• _WORK INSTRUCTION_: Here the job is to restate every entry word for word.
--- START ---
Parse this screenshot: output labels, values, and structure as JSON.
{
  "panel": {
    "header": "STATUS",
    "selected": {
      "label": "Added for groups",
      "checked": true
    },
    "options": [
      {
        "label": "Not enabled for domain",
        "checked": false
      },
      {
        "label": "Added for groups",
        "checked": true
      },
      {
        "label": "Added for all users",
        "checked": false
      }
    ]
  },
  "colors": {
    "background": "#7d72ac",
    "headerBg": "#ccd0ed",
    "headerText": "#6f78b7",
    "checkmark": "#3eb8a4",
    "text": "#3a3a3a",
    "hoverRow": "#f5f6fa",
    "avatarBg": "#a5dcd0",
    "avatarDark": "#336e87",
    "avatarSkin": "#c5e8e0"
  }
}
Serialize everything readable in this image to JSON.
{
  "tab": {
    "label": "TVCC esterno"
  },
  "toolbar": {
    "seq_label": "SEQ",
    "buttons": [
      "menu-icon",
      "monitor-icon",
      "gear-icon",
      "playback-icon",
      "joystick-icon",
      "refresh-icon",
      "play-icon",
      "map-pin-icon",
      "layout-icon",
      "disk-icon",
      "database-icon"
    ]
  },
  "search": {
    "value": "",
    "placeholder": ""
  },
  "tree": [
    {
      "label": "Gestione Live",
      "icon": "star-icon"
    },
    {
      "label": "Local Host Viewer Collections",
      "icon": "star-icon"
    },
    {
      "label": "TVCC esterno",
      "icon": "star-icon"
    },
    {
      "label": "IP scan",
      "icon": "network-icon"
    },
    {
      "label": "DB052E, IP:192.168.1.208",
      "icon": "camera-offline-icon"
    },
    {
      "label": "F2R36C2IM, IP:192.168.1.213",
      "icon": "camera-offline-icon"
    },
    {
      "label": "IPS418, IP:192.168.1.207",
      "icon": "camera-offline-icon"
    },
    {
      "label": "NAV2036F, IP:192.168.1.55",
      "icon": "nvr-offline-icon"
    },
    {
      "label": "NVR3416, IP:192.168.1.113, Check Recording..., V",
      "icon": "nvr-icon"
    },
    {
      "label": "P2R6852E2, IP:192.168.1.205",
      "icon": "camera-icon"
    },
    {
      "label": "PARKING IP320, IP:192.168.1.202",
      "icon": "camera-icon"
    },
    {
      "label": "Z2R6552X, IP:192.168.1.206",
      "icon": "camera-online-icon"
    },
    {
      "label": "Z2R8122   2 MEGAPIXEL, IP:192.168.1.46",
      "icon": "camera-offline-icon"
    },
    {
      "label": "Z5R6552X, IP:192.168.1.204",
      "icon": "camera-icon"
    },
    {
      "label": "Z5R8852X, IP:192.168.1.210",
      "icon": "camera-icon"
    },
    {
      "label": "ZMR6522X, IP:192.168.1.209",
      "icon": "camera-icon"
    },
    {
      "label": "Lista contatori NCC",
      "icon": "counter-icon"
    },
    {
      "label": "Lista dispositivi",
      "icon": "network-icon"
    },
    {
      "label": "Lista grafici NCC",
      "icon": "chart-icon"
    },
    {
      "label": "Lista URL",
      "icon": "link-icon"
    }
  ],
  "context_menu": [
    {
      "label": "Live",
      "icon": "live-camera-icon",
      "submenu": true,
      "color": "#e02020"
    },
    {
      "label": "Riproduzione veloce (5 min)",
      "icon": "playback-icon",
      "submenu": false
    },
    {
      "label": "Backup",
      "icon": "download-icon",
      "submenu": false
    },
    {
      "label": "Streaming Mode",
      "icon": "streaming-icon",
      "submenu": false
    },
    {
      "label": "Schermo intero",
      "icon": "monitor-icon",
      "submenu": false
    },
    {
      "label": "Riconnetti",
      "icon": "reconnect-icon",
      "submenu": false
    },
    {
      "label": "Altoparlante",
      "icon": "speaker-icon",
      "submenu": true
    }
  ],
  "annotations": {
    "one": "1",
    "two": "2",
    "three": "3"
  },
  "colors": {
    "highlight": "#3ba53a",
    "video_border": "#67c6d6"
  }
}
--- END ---
• _OUTPUT FOR THIS TASK_:
Parse this screenshot: output labels, values, and structure as JSON.
{
  "panel": {
    "header": "STATUS",
    "selected": {
      "label": "Added for groups",
      "checked": true
    },
    "options": [
      {
        "label": "Not enabled for domain",
        "checked": false
      },
      {
        "label": "Added for groups",
        "checked": true
      },
      {
        "label": "Added for all users",
        "checked": false
      }
    ]
  },
  "colors": {
    "background": "#7d72ac",
    "headerBg": "#ccd0ed",
    "headerText": "#6f78b7",
    "checkmark": "#3eb8a4",
    "text": "#3a3a3a",
    "hoverRow": "#f5f6fa",
    "avatarBg": "#a5dcd0",
    "avatarDark": "#336e87",
    "avatarSkin": "#c5e8e0"
  }
}
Serialize everything readable in this image to JSON.
{
  "tab": {
    "label": "TVCC esterno"
  },
  "toolbar": {
    "seq_label": "SEQ",
    "buttons": [
      "menu-icon",
      "monitor-icon",
      "gear-icon",
      "playback-icon",
      "joystick-icon",
      "refresh-icon",
      "play-icon",
      "map-pin-icon",
      "layout-icon",
      "disk-icon",
      "database-icon"
    ]
  },
  "search": {
    "value": "",
    "placeholder": ""
  },
  "tree": [
    {
      "label": "Gestione Live",
      "icon": "star-icon"
    },
    {
      "label": "Local Host Viewer Collections",
      "icon": "star-icon"
    },
    {
      "label": "TVCC esterno",
      "icon": "star-icon"
    },
    {
      "label": "IP scan",
      "icon": "network-icon"
    },
    {
      "label": "DB052E, IP:192.168.1.208",
      "icon": "camera-offline-icon"
    },
    {
      "label": "F2R36C2IM, IP:192.168.1.213",
      "icon": "camera-offline-icon"
    },
    {
      "label": "IPS418, IP:192.168.1.207",
      "icon": "camera-offline-icon"
    },
    {
      "label": "NAV2036F, IP:192.168.1.55",
      "icon": "nvr-offline-icon"
    },
    {
      "label": "NVR3416, IP:192.168.1.113, Check Recording..., V",
      "icon": "nvr-icon"
    },
    {
      "label": "P2R6852E2, IP:192.168.1.205",
      "icon": "camera-icon"
    },
    {
      "label": "PARKING IP320, IP:192.168.1.202",
      "icon": "camera-icon"
    },
    {
      "label": "Z2R6552X, IP:192.168.1.206",
      "icon": "camera-online-icon"
    },
    {
      "label": "Z2R8122   2 MEGAPIXEL, IP:192.168.1.46",
      "icon": "camera-offline-icon"
    },
    {
      "label": "Z5R6552X, IP:192.168.1.204",
      "icon": "camera-icon"
    },
    {
      "label": "Z5R8852X, IP:192.168.1.210",
      "icon": "camera-icon"
    },
    {
      "label": "ZMR6522X, IP:192.168.1.209",
      "icon": "camera-icon"
    },
    {
      "label": "Lista contatori NCC",
      "icon": "counter-icon"
    },
    {
      "label": "Lista dispositivi",
      "icon": "network-icon"
    },
    {
      "label": "Lista grafici NCC",
      "icon": "chart-icon"
    },
    {
      "label": "Lista URL",
      "icon": "link-icon"
    }
  ],
  "context_menu": [
    {
      "label": "Live",
      "icon": "live-camera-icon",
      "submenu": true,
      "color": "#e02020"
    },
    {
      "label": "Riproduzione veloce (5 min)",
      "icon": "playback-icon",
      "submenu": false
    },
    {
      "label": "Backup",
      "icon": "download-icon",
      "submenu": false
    },
    {
      "label": "Streaming Mode",
      "icon": "streaming-icon",
      "submenu": false
    },
    {
      "label": "Schermo intero",
      "icon": "monitor-icon",
      "submenu": false
    },
    {
      "label": "Riconnetti",
      "icon": "reconnect-icon",
      "submenu": false
    },
    {
      "label": "Altoparlante",
      "icon": "speaker-icon",
      "submenu": true
    }
  ],
  "annotations": {
    "one": "1",
    "two": "2",
    "three": "3"
  },
  "colors": {
    "highlight": "#3ba53a",
    "video_border": "#67c6d6"
  }
}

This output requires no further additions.